When midnight struck on that chilly night of April 4, 1754 Elizabeth did, with tears and trembles harassing her delicate body, give birth to Anne. The child, if anything, had appeared to be even healthier than her mother. William had performed the whole delivery of the infant on his own, vacant of the availability of a doctor, or even a midwife. He had certainly performed his best, considering how difficult it had been for him to ignore his wife’s continuum of heart-breaking screams and sobs. They had shattered parts of his heart and perhaps his composition as well, had he not forced himself to concentrate on every particular event that was folding out before his eyes.

When William had returned to Elizabeth after cleansing the baby, he happily announced what gender it was. When she heard that she had given birth to a daughter, Elizabeth smiled laboriously, and then, extending a shaking hand to rest it lightly upon her girl’s head, she turned with tear-filled eyes to her husband, stretching another difficult smile upon her destroyed face. She then began to speak, so quietly at first that William could scarcely hear her.

“W…William, name her…Anne. Anne…Elizabeth. A lovely name…do not mourn for me, darling…Love…Anne. She will be all that you have now. I…I love…you…”

Her last words said, Elizabeth fell instantly against the pillows, throwing a wild look all around her, as if she knew that William would break after she was gone. Plump tears once again began to fall before she slowly sank down into the bed in death. With his great love gone, William screamed a terrible yell of complete agony.

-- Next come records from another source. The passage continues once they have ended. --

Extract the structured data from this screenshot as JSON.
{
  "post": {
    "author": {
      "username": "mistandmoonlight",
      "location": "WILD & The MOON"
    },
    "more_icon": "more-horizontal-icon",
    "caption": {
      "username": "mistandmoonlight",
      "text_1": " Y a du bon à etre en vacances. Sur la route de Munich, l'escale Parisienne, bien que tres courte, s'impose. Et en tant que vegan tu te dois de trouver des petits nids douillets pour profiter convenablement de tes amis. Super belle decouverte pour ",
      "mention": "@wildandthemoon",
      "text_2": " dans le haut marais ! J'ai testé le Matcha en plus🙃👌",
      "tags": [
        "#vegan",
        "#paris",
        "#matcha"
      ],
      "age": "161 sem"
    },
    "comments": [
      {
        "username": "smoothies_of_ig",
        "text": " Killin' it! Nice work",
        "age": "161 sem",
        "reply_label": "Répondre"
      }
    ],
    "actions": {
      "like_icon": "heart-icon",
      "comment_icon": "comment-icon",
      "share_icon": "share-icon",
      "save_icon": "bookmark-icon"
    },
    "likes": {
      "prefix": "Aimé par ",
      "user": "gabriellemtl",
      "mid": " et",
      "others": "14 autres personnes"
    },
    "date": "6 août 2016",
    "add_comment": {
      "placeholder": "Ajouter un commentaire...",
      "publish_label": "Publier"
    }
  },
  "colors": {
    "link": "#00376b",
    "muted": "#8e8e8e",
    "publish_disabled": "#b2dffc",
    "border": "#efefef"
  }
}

What is your favourite part of the story?
 My favorite part regards the very last scene of the novel, which is quite powerful, I think. It’s also thought-provoking. I won’t say anything else about it because I don’t want to spoil anything, but I recommend people to read this novel and find out what exactly this scene is about.
And finally what is next for Carmen Stevens?
 Right now I’m simply focusing on promoting my novel, though I may write another book in the future. But I try to set aside at least a few hours a week for promoting. I work hard every week and I hope for the best.
You can download Anne from Amazon now.